Several months ago, when I was having a post-race lunch with a big group of friends at Farm Boys BBQ near Columbia, SC, one of the group who lives near Charlotte mentioned that he'd like to host a BBQ at his house after I run the Charlotte Thunder Road marathon in November.  I didn't forget his offer, knowing that his reputation reaches far and wide for good smoked pork and his secret vinegar-based sauce.  He regularly hauls his big smoker to various church and other organization cook-outs.

So as the Charlotte race drew near, we firmed up the plan and he got the word out to our group of friends.  A few days before the race he sent me an email, offering to pick me up and take me for a pasta feed the night before the race.  I had a better idea:  come into town and we'll have dinner at Villa Francesca, a great little Italian restaurant within walking distance of my hotel.  He spread the word and before long there were six of us enjoying some really great food!  It was the perfect way to spend the evening before race day.

And before I knew it...it was 5:00 AM race day morning!! 

The race organizers were offering a 30 minute earlier start for folks who weren't sure they could complete the course in the allotted time.  Normally I won't register for a race that has a less than 3.5 hour time limit.  But this race is so popular and so well-done, I couldn't resist.  I was a little concerned about my time, though, given the hilliness of this course and the fact that I'd just be coming off another half marathon 6 days earlier.  But I felt I could just squeak in under the course time limit.  Then, much to my delight, they added the 30 minute extension a couple of months ago. 

It was an easy, stress-free start.  About 200 folks were lined up for the early start for both the full and the half marathons and the announcer sent us off with a "one, two, GO!"  And then we were off running.  The rest of the pack - all 4,000 or so - would start 30 minutes later with the lead pack catching up with us in just 3 or 4 miles.

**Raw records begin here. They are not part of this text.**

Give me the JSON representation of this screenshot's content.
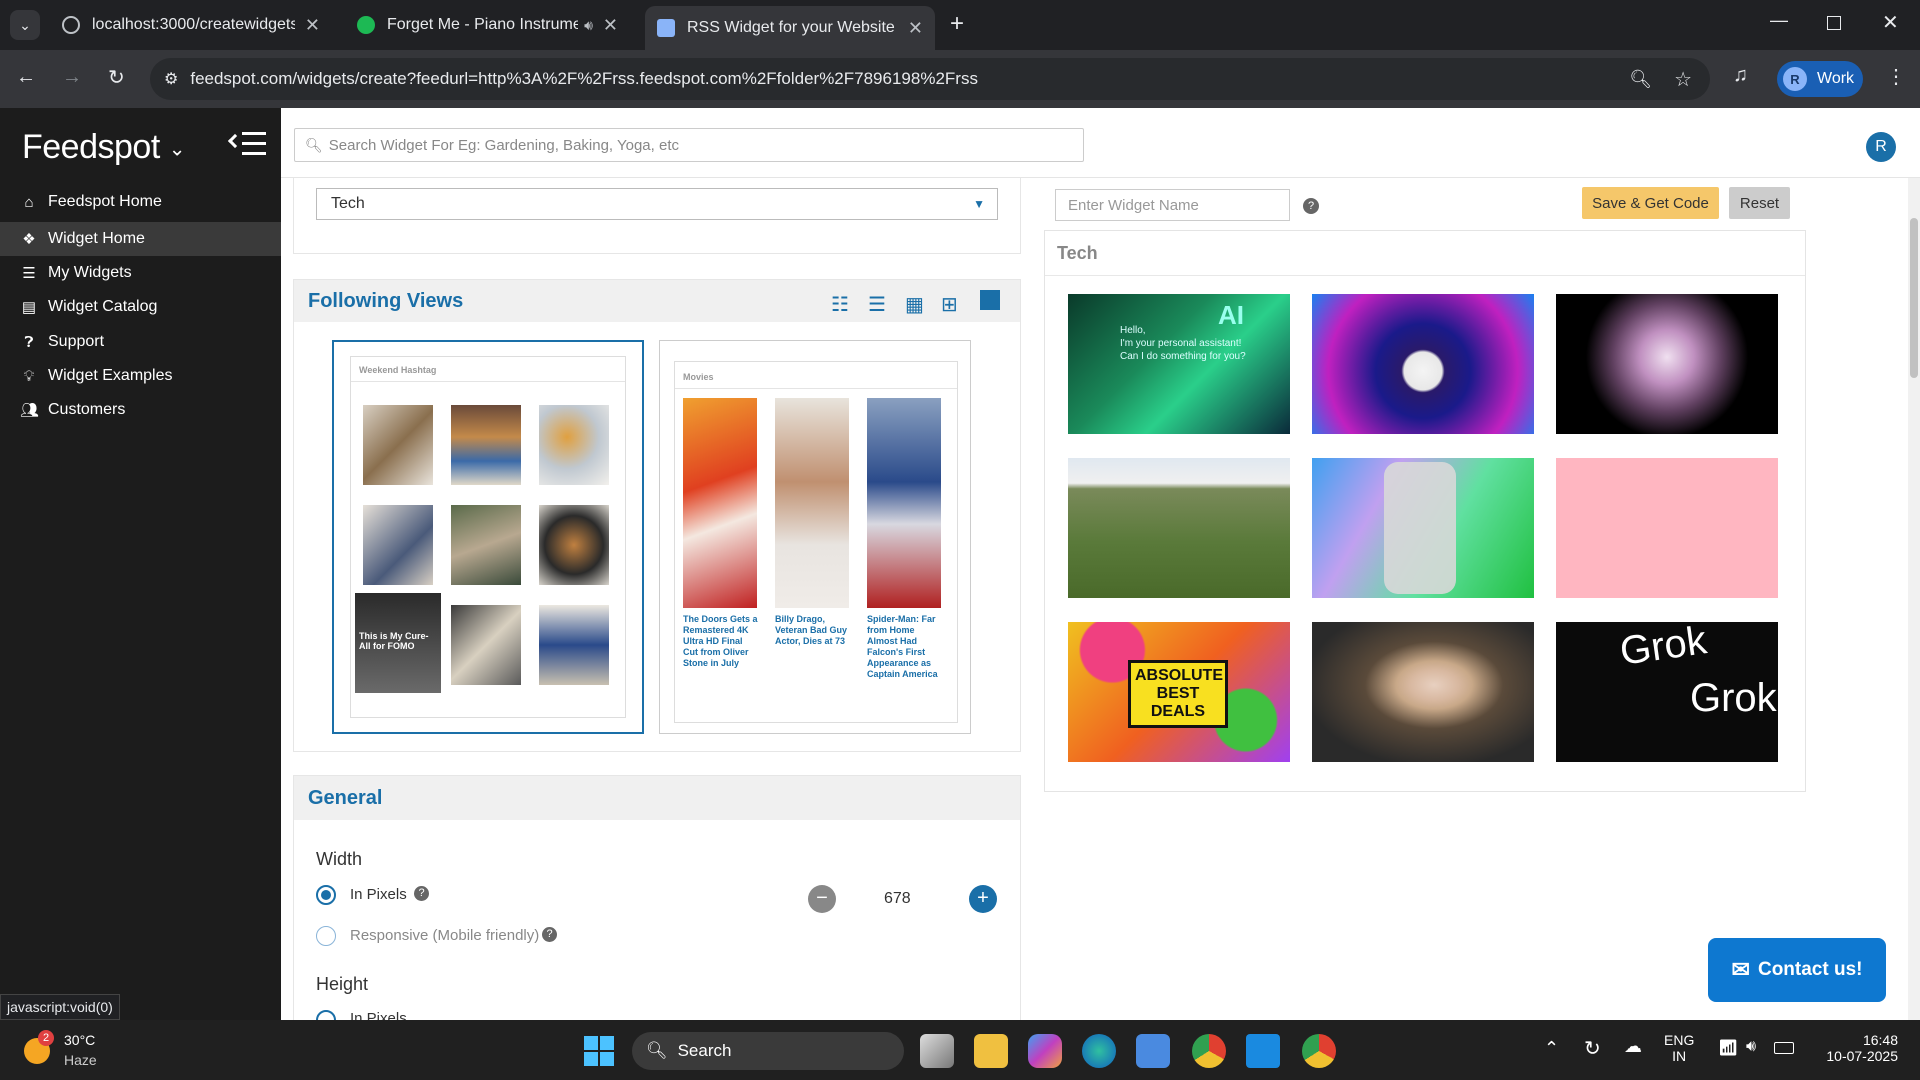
{
  "browser": {
    "tabs": [
      {
        "title": "localhost:3000/createwidgets"
      },
      {
        "title": "Forget Me - Piano Instrume"
      },
      {
        "title": "RSS Widget for your Website | F"
      }
    ],
    "url": "feedspot.com/widgets/create?feedurl=http%3A%2F%2Frss.feedspot.com%2Ffolder%2F7896198%2Frss",
    "profile_label": "Work",
    "profile_initial": "R"
  },
  "sidebar": {
    "logo": "Feedspot",
    "items": [
      {
        "label": "Feedspot Home",
        "icon": "home-icon"
      },
      {
        "label": "Widget Home",
        "icon": "cubes-icon"
      },
      {
        "label": "My Widgets",
        "icon": "list-icon"
      },
      {
        "label": "Widget Catalog",
        "icon": "catalog-icon"
      },
      {
        "label": "Support",
        "icon": "question-icon"
      },
      {
        "label": "Widget Examples",
        "icon": "bulb-icon"
      },
      {
        "label": "Customers",
        "icon": "users-icon"
      }
    ]
  },
  "header": {
    "search_placeholder": "Search Widget For Eg: Gardening, Baking, Yoga, etc",
    "user_initial": "R"
  },
  "folder_select": {
    "value": "Tech"
  },
  "following_views": {
    "title": "Following Views",
    "preview1": {
      "heading": "Weekend Hashtag",
      "overlay_text": "This is My Cure-All for FOMO"
    },
    "preview2": {
      "heading": "Movies",
      "captions": [
        "The Doors Gets a Remastered 4K Ultra HD Final Cut from Oliver Stone in July",
        "Billy Drago, Veteran Bad Guy Actor, Dies at 73",
        "Spider-Man: Far from Home Almost Had Falcon's First Appearance as Captain America"
      ]
    }
  },
  "general": {
    "title": "General",
    "width_label": "Width",
    "in_pixels": "In Pixels",
    "responsive": "Responsive (Mobile friendly)",
    "width_value": "678",
    "height_label": "Height",
    "height_in_pixels": "In Pixels"
  },
  "widget": {
    "name_placeholder": "Enter Widget Name",
    "save_label": "Save & Get Code",
    "reset_label": "Reset",
    "feed_title": "Tech",
    "ai_text": "AI",
    "ai_hello": "Hello,\nI'm your personal assistant!\nCan I do something for you?",
    "deals_text": "ABSOLUTE BEST DEALS",
    "grok_text": "Grok"
  },
  "contact_label": "Contact us!",
  "status_bar": "javascript:void(0)",
  "taskbar": {
    "weather_temp": "30°C",
    "weather_desc": "Haze",
    "weather_badge": "2",
    "search_label": "Search",
    "lang1": "ENG",
    "lang2": "IN",
    "time": "16:48",
    "date": "10-07-2025"
  },
  "colors": {
    "accent": "#1a6fa8",
    "save_button": "#f5c76a",
    "sidebar_bg": "#1c1c1c",
    "contact": "#0e78d0"
  }
}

The course was beautiful if hilly, taking us south out of downtown and through the oldest and richest neighborhoods.  Beautiful mansions, manicured and landscaped lawns, large mature trees lining the streets.  Nearly every mile was spent in these beautiful neighborhoods.   Some of the corners were lined with cheering spectators, and a few live bands were scattered along the course, stationing themselves in the occasional short commercial sections of the course.

Data from my Garmin GPS watch

Somewhere along the course near mile 6.5

Crossing the finish line

The finish line experience was one of the best!  Excellent layout of the chute and Publix put on an excellent post-race spread of fresh fruit, bagels, fruit cups, assortment of snack bars, Gatorade, chips and other salty snacks, and the much-coveted chocolate milk.  And a great little fabric "nosh bag" to hold it all.  Well done, Publix!!

The medal:

Now on to that down-home BBQ at Mike's house!  I showered, dressed and checked out of the hotel and headed toward the food.  He had a great turn-out.  Folks came from as far away as central PA to the north, central TN to the west, and southern GA to the south!  His pork butt is every bit as good as I'd heard it was.  I love the thin vinegar-based sauce too.  Reminded me of the vinegar-based mop sauce recipe my late husband used whenever he had meat on the smoker.  I still make that recipe today when I smoke brisket or ribs. 

Some great food and a great visit with good friends and then I got on the road toward home.


What the map looks like now:

Now to rest up for a couple of months.  Next race is Las Cruces NM in late January, but lots happening before then.  Thanksgiving.  Taking the family to Disneyworld.  Christmas.


  1. Wow, so many good things in one post.

    First, I must say congrats on completing those 17 runs. You should be very proud.

    Second - good score with Hyatt House, sounds wonderful; and

    Last - such good friends to organize the BBQ and go out to dinner with you the night before.

    Just a feel good weekend for you.

  2. Quite impressive....they say if you break a huge goal into to bit size pieces you will look back and say wow that wasn't as bad as I thought it would be...Sounds like your year..
    C O N G R A D U L A T I O N S !!!!!!!!

  3. Congrats Barb! You are amazing!!!